Magic is the strongest part of Forspoken. Frey gradually unlocks and upgrades spells for both traversal and combat, which look breathtaking when flooding the screen with dazzling lighting and particle effects. While the PS5 version has a choice of graphics options, the fast-paced action means we recommend Performance mode; whenever we tried the Ray-tracing Mode there wasn’t much meaningful visual difference.
Attack spells are predominantly of the ranged variety, though you can also get in close with melee options. Cooldown-based support spells also offer buffs as well as crowd control. Spell sets that specialise in certain elements like fire or ice make for some tactical play, although each time you unlock a new one, the locations tend to also feature new enemies that are vulnerable to those spells anyway.
New abilities can be unlocked through each magic set’s skill tree using Mana earned when levelling up, completing objectives or hoovered up from the open world. You can also assign spellcraft challenges, where you’ll need to use spells a specific way a set number of times to unlock new perks.
Better yet, some can be converted back into Mana, allowing you to ditch old spells you haven’t bothered using in favour of something new, or enhancing ones you do use. In that way you can better tailor your play style without the need to grind as much.
Athia? I barely know her
Athia sadly adopts the empty open world template where it’s all just ruins overrun with monsters, save for one hub area, so you rarely stop to pay much attention. Hold a button and Frey magically parkours over environments, sprinting through the world as fast as Sonic the Hedgehog. Immersion-breaking impassable cliffs limit your exploration, even once you’ve fully upgraded your parkouring abilities. It feels designed less as an open world and more like a few linear levels stitched together on the world map.
There are optional dungeons and challenges dotted around to undertake in exchange for rewards, but Forspoken cares more about telling its story than giving you a meaningful world to play in. For example, there’s a narrative justification for why Frey wants to blend in with the locals and not use her powers in front of them, but it means you can’t use magic parkour in the city.
Not that the story doesn’t have some novel twists – this might be the first game protagonist who’s genuinely morally conflicted about having to kill others in order to save the world. Yet it’s also weighed down by some painfully archaic design choices, with some chapters where you can barely walk for a few seconds without the screen fading to black and loading a cutscene, or a mandatory stealth sequence in a non-stealth game.

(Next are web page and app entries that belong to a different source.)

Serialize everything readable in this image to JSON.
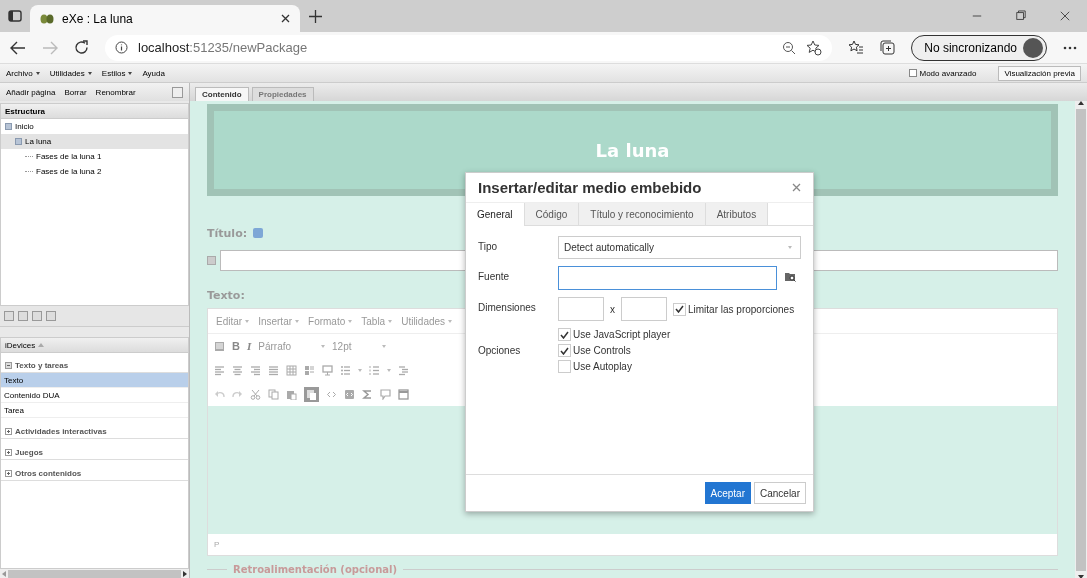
{
  "browser": {
    "tab_title": "eXe : La luna",
    "url_host": "localhost",
    "url_rest": ":51235/newPackage",
    "profile_label": "No sincronizando"
  },
  "menu_bar": {
    "items": [
      {
        "label": "Archivo",
        "has_menu": true
      },
      {
        "label": "Utilidades",
        "has_menu": true
      },
      {
        "label": "Estilos",
        "has_menu": true
      },
      {
        "label": "Ayuda",
        "has_menu": false
      }
    ],
    "advanced_mode": {
      "label": "Modo avanzado",
      "checked": false
    },
    "preview_button": "Visualización previa"
  },
  "page_toolbar": [
    "Añadir página",
    "Borrar",
    "Renombrar"
  ],
  "structure": {
    "title": "Estructura",
    "tree": [
      {
        "label": "Inicio",
        "expanded": true,
        "selected": false,
        "children": [
          {
            "label": "La luna",
            "expanded": true,
            "selected": true,
            "children": [
              {
                "label": "Fases de la luna 1",
                "selected": false
              },
              {
                "label": "Fases de la luna 2",
                "selected": false
              }
            ]
          }
        ]
      }
    ]
  },
  "idevices": {
    "title": "iDevices",
    "categories": [
      {
        "label": "Texto y tareas",
        "expanded": true,
        "items": [
          {
            "label": "Texto",
            "selected": true
          },
          {
            "label": "Contenido DUA",
            "selected": false
          },
          {
            "label": "Tarea",
            "selected": false
          }
        ]
      },
      {
        "label": "Actividades interactivas",
        "expanded": false
      },
      {
        "label": "Juegos",
        "expanded": false
      },
      {
        "label": "Otros contenidos",
        "expanded": false
      }
    ]
  },
  "content_tabs": [
    {
      "label": "Contenido",
      "selected": true
    },
    {
      "label": "Propiedades",
      "selected": false
    }
  ],
  "page_header": "La luna",
  "form": {
    "title_label": "Título:",
    "text_label": "Texto:",
    "editor_menu": [
      "Editar",
      "Insertar",
      "Formato",
      "Tabla",
      "Utilidades"
    ],
    "bold_glyph": "B",
    "italic_glyph": "I",
    "format_select": "Párrafo",
    "size_select": "12pt",
    "status_path": "P",
    "feedback_label": "Retroalimentación (opcional)"
  },
  "dialog": {
    "title": "Insertar/editar medio embebido",
    "tabs": [
      {
        "label": "General",
        "selected": true
      },
      {
        "label": "Código",
        "selected": false
      },
      {
        "label": "Título y reconocimiento",
        "selected": false
      },
      {
        "label": "Atributos",
        "selected": false
      }
    ],
    "type_label": "Tipo",
    "type_value": "Detect automatically",
    "source_label": "Fuente",
    "dimensions_label": "Dimensiones",
    "dimensions_separator": "x",
    "constrain": {
      "label": "Limitar las proporciones",
      "checked": true
    },
    "options_label": "Opciones",
    "options": [
      {
        "label": "Use JavaScript player",
        "checked": true
      },
      {
        "label": "Use Controls",
        "checked": true
      },
      {
        "label": "Use Autoplay",
        "checked": false
      }
    ],
    "buttons": [
      {
        "label": "Aceptar",
        "kind": "primary"
      },
      {
        "label": "Cancelar",
        "kind": "secondary"
      }
    ]
  }
}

By prioritising the story first, it’s possible to finish Forspoken’s campaign in around 15 hours, with some chapters little more than a few cutscenes or a boss fight. That’s at least comfort for time-poor players wary of open world bloat getting in the way of finishing a game. It’s almost as if you’re best left taking in Athia’s open world in the postgame, although by then it also feels too little too late.
Forspoken may have some dazzling visual effects as you blast your magic or parkour across its barren lands, but it still feels archaic in its uninspiring and limited open-world structure, which never feels as satisfying to explore as it should.
Even with some flexible gameplay customisations, it’s a game where narrative takes priority yet still stumbles. Tropes are rehashed, dialogue is cringe-worthy, and it fails to reach the high bar of seamless cinematic execution we’ve come to expect from Sony’s own first party efforts. The first proper PS5 console exclusive in a while this may be, but all that glitters isn’t gold.
Fun flashy combat and traversal left underserved in a restrictive open world structure to tell a by-the-numbers hero’s journey story
Combat and traversal looks great
Flexible customisation options
Story isn’t a grind
Restrictive and dated open world design
Jarring, cringey dialogue
Parkour isn’t as magical as it could be